Cryptocurrency is taxed in much the same way as other capital assets, like stocks or bonds. Taxes must be reported when selling coins for other currencies or goods and services – this transaction must include both amounts in USD as well as values exchanged, known as realized gains and cost basis (purchase price plus fees and mining costs).
The IRS considers any transaction where your returns exceed what was initially invested as a taxable event, such as receiving payment for goods or services in cryptocurrency via airdrops of NFTs and utility tokens or accepting it as salary or bonus payments. Furthermore, according to IRS rulings you are also required to pay taxes when receiving free crypto as part of an incentive or reward program – such as winning a bitcoin giveaway or $5 for referring friends to an exchange platform.
Hold your cryptocurrency for more than one year and it will be classified as long-term investment property and taxed at a higher rate, similar to how stock or bond investors pay taxes. However, if you sell it within 12 months, ordinary income tax rates apply.
Some individuals use cryptocurrency to conceal illegal activities or launder money, which the IRS is aware of and monitoring closely for signs of fraudulent behavior. Though crypto transactions are decentralized and anonymous, tools exist for tracking them such as using blockchain records of exchanges that must report directly to it as well as having an FBI unit monitor cryptocurrency activity and report back if needed. Furthermore, using it illicitly could result in fines and imprisonment penalties; so the law must constantly change to accommodate newer technologies.
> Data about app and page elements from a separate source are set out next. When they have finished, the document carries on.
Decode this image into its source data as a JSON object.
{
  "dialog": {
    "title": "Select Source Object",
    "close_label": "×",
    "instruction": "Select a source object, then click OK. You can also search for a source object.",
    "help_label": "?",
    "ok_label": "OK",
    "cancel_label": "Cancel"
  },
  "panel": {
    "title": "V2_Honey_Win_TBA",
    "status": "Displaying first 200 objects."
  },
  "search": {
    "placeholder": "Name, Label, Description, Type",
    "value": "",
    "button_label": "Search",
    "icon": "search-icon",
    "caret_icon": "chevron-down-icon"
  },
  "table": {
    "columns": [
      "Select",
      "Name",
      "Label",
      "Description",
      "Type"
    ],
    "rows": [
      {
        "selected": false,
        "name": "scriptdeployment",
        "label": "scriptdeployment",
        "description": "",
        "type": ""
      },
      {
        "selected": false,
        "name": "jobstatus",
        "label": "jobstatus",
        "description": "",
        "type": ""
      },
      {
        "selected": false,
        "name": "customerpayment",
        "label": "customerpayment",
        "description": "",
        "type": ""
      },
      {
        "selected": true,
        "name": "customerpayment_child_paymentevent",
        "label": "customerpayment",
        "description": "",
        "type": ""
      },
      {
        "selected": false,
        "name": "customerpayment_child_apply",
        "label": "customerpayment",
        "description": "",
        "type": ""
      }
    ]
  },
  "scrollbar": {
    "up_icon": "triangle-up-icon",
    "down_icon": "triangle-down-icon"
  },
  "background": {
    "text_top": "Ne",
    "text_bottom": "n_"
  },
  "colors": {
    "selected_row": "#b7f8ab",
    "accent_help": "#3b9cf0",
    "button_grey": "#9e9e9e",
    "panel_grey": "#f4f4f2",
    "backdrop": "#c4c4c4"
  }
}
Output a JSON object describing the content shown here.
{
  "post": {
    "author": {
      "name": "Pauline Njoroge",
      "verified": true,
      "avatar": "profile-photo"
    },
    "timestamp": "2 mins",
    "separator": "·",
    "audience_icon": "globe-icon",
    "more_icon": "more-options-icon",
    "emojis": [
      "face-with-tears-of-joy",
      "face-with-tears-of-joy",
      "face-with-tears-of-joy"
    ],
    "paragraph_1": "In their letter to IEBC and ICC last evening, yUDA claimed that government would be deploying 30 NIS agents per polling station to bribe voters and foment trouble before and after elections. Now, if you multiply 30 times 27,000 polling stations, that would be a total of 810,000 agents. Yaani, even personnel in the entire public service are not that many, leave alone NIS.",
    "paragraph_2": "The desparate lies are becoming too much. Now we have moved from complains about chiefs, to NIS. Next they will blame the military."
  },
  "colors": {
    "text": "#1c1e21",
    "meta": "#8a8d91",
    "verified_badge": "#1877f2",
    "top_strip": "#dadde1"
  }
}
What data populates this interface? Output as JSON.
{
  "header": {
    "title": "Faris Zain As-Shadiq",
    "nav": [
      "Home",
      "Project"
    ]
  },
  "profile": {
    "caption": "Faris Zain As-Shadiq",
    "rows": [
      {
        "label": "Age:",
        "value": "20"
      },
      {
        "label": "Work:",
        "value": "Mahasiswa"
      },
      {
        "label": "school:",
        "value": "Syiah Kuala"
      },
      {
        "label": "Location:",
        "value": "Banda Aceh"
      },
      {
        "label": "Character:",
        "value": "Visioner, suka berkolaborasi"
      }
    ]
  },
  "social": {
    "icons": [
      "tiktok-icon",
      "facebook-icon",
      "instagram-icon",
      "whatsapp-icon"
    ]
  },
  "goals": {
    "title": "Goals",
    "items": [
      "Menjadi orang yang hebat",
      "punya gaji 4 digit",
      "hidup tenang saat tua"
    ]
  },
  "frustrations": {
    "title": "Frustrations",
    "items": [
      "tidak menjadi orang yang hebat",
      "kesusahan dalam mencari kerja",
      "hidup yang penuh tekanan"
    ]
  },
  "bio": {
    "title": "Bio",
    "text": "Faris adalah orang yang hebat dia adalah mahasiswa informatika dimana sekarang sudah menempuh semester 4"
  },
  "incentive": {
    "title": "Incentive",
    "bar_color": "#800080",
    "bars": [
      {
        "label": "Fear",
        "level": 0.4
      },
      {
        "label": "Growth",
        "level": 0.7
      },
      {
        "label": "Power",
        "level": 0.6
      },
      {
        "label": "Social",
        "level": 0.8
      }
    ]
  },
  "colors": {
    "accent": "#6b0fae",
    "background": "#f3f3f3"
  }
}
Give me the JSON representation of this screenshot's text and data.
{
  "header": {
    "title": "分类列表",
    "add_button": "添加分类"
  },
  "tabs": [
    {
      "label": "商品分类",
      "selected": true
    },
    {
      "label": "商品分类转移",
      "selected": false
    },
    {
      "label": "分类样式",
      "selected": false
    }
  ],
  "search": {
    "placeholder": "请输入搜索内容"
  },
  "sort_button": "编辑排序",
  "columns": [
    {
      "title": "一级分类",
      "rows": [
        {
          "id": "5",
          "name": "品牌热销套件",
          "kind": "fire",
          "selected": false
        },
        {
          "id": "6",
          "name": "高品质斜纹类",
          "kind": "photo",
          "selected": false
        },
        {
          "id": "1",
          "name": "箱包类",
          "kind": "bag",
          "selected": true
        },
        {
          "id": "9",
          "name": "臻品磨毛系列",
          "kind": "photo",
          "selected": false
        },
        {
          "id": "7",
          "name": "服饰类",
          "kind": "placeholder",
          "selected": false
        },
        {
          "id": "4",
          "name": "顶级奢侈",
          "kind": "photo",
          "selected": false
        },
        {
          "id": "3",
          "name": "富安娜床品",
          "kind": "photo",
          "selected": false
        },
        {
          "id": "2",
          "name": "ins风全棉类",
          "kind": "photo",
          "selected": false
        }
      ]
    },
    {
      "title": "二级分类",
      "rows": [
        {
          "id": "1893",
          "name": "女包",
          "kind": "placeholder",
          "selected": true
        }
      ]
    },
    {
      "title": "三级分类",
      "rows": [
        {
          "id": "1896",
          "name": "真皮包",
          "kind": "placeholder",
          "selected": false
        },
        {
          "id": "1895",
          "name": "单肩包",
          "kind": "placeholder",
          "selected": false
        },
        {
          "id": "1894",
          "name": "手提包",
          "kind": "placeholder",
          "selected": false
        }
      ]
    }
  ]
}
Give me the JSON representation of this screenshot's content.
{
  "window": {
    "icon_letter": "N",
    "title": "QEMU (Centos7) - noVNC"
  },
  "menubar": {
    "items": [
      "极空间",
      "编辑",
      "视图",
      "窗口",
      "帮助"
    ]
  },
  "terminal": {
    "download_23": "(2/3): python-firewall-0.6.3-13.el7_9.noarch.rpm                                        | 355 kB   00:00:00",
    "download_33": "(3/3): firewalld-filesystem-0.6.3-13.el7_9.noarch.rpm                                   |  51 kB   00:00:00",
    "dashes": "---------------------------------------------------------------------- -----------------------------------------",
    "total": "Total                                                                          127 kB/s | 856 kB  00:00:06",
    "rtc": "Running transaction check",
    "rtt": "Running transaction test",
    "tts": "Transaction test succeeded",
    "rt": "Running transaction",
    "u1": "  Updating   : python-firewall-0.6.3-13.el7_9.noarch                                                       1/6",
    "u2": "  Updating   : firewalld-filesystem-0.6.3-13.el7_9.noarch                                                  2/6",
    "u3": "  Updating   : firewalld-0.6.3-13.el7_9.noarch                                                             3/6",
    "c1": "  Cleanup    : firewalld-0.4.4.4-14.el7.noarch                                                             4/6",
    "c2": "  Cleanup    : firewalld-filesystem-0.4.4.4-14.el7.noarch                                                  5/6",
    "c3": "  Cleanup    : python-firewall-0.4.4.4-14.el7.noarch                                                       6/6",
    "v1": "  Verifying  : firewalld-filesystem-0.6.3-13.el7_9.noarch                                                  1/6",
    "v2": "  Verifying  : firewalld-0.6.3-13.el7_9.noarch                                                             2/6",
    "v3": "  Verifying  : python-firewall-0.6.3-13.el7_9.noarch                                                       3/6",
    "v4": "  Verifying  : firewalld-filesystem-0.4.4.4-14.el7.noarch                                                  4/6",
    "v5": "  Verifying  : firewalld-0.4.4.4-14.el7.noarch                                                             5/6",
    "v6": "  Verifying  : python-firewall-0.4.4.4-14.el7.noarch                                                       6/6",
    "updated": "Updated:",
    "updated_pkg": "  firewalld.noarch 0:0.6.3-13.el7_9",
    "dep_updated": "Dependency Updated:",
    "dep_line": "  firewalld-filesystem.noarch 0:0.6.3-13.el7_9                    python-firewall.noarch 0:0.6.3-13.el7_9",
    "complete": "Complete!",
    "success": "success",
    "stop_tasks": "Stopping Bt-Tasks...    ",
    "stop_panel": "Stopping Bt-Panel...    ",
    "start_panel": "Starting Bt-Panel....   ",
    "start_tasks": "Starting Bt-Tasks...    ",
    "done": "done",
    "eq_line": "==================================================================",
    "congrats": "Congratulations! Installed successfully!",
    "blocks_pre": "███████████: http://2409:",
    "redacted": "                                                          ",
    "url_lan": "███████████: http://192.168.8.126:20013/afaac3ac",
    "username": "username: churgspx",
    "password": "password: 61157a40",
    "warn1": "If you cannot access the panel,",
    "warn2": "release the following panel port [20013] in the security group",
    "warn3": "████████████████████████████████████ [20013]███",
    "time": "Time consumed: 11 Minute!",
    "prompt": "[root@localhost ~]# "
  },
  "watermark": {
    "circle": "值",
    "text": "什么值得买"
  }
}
Cryptocurrencies have quickly become an integral component of global financial systems and payment for goods and services of all sorts, but their growing use poses unique taxation challenges. As cryptocurrency ownership proliferated rapidly over the past few years, IRS and government authorities were challenged with creating consistent rules for taxing these assets; one key question being whether they should be treated as property for capital gains tax purposes or currencies for sales/value-added tax (VAT) purposes.
Virtual coins are considered property by the IRS, so any time you sell them for a profit you must report it as part of your annual taxes. Your profit equals the difference between what you paid and its fair market value at time of sale. Using cryptocurrency to purchase goods and services counts as another taxable event where its fair market value at transaction time equals value received as goods/services received as per transaction value of crypto received at time of exchange.
When selling cryptocurrency, the IRS requires you to have a clear idea of your cost basis–the total amount paid for virtual coins plus any fees–in order to assess whether any profits or losses should be reported as income tax. When exchanging it for fiat money, however, subtract your cost basis from its fair market value in order to calculate any capital gains or losses.
Mining cryptocurrency can be taxed like any other wages: your employer is required to withhold federal income tax, Social Security tax, Medicare tax and Federal Unemployment Tax Act tax from your crypto earnings.
Though cryptocurrency exchange reporting does not meet the high standards set for more conventional investments such as stocks, authorities are increasing their enforcement of crypto tax laws. For example, the IRS recently requested a budget increase to better enforce crypto laws. Therefore it is crucial that traders keep a thorough record of their trading activities throughout the year; many exchanges offer free exports of trading data which can help individuals or their tax professionals calculate taxes due.